Data for processing:

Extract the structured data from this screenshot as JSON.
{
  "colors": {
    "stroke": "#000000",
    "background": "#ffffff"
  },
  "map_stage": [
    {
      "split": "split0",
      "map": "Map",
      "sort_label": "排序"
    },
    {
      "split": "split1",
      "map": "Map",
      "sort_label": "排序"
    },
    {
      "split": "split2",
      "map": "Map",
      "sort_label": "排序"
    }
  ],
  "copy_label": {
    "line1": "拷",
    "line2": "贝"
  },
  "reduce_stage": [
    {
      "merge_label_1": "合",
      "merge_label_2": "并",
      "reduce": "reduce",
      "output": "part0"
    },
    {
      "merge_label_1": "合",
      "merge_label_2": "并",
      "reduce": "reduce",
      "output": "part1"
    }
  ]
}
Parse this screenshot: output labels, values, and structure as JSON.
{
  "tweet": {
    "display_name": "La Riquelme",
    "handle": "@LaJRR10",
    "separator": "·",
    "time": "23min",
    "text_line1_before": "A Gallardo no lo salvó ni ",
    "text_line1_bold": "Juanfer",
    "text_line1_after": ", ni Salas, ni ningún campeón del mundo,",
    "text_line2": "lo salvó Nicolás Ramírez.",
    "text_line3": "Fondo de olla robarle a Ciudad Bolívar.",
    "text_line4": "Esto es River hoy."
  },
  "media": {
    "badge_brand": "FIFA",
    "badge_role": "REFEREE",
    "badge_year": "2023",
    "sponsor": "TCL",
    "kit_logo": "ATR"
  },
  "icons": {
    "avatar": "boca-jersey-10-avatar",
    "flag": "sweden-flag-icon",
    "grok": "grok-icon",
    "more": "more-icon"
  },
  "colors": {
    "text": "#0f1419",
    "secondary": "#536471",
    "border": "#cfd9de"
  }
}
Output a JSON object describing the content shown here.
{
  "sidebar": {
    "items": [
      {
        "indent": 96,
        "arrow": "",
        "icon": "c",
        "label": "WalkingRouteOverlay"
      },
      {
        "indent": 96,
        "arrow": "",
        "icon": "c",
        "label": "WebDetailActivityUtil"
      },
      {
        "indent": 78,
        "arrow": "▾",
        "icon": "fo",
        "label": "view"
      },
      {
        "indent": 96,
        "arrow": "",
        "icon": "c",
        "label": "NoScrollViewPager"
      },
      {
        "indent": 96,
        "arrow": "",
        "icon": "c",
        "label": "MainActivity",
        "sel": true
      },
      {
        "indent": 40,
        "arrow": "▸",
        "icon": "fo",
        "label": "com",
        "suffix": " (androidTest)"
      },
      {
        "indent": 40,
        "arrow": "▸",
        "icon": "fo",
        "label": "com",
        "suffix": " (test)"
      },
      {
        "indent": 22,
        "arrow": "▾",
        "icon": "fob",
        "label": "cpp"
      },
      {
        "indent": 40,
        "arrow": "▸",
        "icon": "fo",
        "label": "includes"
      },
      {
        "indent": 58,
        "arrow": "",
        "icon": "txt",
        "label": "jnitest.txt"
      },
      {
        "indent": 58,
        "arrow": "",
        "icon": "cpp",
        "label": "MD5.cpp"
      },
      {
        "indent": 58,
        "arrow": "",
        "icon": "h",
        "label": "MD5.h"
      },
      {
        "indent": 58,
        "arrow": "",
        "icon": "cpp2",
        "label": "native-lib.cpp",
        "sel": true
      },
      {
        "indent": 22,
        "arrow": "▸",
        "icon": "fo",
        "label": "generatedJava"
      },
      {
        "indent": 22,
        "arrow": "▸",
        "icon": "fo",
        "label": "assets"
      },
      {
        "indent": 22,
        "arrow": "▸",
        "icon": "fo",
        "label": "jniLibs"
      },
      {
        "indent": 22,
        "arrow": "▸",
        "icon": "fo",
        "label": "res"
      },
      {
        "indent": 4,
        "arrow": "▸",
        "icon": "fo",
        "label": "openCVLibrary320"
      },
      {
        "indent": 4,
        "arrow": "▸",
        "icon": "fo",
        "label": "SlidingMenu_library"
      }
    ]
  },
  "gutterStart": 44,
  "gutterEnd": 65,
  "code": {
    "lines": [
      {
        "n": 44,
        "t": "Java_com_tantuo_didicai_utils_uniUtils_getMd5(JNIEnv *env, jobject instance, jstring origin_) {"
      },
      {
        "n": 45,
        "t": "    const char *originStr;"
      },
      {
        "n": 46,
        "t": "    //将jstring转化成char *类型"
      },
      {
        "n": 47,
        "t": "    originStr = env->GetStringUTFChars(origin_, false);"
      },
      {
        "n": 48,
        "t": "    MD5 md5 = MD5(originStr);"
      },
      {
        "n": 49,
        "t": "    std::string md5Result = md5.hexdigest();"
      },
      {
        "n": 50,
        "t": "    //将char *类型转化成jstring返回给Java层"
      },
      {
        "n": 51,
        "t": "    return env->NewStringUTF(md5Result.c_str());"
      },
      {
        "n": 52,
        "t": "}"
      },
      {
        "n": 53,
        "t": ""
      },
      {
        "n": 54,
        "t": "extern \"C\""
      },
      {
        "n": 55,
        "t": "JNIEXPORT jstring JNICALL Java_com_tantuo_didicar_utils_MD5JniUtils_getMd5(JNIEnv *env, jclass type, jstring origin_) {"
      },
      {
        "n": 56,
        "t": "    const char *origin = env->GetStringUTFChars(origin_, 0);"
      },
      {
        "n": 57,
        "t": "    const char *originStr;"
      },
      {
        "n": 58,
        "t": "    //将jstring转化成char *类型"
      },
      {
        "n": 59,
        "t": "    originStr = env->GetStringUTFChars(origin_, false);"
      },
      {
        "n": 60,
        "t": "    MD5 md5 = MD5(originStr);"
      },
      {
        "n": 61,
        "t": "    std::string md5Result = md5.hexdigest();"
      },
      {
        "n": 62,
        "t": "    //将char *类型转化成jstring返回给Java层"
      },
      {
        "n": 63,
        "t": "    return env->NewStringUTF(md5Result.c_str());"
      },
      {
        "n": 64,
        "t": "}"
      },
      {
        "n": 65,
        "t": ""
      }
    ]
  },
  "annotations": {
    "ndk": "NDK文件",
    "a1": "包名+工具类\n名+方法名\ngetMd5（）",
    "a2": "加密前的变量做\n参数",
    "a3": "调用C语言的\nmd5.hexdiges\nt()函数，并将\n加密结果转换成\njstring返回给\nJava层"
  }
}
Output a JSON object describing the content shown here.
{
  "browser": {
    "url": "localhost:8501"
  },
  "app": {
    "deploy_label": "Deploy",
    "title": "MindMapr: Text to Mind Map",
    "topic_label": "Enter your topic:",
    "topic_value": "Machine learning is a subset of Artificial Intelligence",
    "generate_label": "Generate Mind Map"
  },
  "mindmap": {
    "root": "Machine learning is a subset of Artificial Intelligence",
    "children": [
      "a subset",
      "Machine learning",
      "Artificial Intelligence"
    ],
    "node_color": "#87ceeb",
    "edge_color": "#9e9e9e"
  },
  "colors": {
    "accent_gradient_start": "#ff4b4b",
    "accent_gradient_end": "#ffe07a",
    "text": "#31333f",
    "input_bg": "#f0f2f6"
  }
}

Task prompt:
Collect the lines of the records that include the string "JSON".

Solution to this task:
Extract the structured data from this screenshot as JSON.
Parse this screenshot: output labels, values, and structure as JSON.
Output a JSON object describing the content shown here.
Output a JSON object describing the content shown here.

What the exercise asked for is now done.